Friday, June 12, 2009

The Problem of Modern Healthcare, pt. 1

The New Yorker recently had an article examining how healthcare in the US goes wrong. The article is a great read, in-depth and devoid of the classic free-market/single-payer argument that pervades the discussion of healthcare reform in the US today. Notably, the article focused on two separate methods of healthcare practice in the US. Healthcare in McAllen (in Hidalgo County), where average medicaid costs are $15,000/person, and the practices of the Mayo Clinic, which costs medicaid an average of $6,688 per person. McAllen also has some of the poorest health of anywhere in the nation, while the Mayo clinic is a national leader in quality. The fascinating part of the article is that these differences happen within the current free(ish) market for healthcare in the US, and they go against standard logic that more $ = better.
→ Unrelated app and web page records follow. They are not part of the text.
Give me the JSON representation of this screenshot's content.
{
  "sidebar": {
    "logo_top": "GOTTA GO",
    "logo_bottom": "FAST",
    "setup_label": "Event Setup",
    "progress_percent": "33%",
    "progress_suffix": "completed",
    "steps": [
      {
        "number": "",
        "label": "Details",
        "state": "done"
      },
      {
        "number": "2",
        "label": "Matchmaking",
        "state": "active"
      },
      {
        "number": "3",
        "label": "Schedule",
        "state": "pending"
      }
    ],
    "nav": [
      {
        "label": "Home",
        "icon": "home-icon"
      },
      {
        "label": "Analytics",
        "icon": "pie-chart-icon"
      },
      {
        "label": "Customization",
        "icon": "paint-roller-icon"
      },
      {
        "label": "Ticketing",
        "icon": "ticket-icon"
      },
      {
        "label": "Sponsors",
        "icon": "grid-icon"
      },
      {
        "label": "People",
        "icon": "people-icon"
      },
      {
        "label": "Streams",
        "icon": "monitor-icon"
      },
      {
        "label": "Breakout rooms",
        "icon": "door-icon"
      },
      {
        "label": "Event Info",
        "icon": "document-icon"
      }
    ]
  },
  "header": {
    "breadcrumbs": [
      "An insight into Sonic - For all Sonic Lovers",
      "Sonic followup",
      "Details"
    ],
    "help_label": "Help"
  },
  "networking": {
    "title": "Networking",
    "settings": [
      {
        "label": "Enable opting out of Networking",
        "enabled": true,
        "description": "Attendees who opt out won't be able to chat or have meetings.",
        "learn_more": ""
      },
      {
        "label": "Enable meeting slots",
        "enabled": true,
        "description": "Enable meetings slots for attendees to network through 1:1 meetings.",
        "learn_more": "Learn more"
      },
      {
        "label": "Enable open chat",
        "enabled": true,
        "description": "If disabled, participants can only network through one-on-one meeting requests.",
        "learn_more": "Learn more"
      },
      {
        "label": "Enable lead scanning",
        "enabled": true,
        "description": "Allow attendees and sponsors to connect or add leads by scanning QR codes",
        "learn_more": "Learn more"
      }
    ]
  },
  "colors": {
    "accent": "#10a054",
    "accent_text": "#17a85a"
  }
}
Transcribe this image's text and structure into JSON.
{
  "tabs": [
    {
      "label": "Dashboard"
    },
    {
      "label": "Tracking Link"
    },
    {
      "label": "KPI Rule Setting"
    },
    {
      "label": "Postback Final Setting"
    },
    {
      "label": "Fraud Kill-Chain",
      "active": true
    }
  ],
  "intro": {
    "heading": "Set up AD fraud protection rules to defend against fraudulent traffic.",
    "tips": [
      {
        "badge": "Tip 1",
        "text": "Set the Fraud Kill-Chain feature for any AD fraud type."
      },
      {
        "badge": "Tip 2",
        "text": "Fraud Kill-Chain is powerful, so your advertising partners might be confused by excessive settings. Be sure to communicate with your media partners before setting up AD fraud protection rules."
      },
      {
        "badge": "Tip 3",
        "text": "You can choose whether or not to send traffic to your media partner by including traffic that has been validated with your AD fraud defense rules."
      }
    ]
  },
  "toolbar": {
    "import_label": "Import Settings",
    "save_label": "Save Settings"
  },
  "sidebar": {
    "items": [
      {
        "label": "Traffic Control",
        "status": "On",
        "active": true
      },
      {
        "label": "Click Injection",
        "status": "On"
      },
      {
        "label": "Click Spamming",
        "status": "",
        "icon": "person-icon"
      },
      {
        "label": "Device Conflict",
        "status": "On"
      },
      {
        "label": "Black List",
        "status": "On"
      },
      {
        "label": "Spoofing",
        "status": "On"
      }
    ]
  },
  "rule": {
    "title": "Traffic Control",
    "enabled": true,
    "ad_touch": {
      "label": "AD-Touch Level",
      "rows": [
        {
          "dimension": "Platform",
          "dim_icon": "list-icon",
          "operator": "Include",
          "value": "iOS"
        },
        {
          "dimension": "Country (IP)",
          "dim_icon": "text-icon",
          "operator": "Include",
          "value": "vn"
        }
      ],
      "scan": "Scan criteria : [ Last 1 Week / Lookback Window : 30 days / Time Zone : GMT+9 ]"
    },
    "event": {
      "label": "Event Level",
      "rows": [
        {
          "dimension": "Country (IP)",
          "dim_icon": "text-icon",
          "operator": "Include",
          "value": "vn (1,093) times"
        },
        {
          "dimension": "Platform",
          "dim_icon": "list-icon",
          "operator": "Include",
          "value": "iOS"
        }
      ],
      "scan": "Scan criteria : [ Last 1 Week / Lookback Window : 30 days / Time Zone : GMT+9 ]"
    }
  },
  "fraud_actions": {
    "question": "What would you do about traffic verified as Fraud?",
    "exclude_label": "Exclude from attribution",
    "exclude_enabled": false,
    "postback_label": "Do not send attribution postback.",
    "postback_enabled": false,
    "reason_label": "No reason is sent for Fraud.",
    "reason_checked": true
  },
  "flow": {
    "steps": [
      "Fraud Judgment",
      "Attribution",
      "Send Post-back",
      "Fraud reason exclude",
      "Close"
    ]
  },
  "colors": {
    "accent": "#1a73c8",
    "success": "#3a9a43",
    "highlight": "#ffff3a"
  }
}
Here's my breakdown of the salient points in the article:

The McAllen Model:
  • high doctor autonomy
  • doctors paid per service rendered, not salaried
  • extra tests/medicines incentivized
  • do the expensive thing by default
  • reliance upon patients with medicare = almost unlimited pool of money available to patients
  • patients always choose more services, assuming more = better
  • the culture of the doctors is very much medicine ==> wealth
  • as a corollary, doctors make millions and are the major landowners in the county
  • this is rather justified by the high initial costs of getting into and practising medicine
  • the other justification for such wealth accumulation, fear of/protection from malpractice lawsuits, isn't really a threat in Texas, where McAllen is located
The Mayo Model
  • doctors salaried, at a decent pay level
  • doctors paid in 6 figures
  • doctors work in concert as medical team, rather than as individuals
  • preventative medicine is offered more consistently, as doctors have no reason to want to do more expensive things later
  • wait to see if low-cost methods work before recomending expensive methods
  • patient-first healthcare considerations are emphasized
While this may seem obvious (profit-incentive for doctors doesn't equal good care for patients), it's a point that renders almost moot the debate over single-payer healthcare. (See part 2 of this post for a full excerpt explaining why).

It does, however, is present a strong case for doctors being civil servants (or quasi-civil servants, which I'll get into in part 3 of this post.

1 comment:

Charo said...

McAllen County? No such county in the Texas.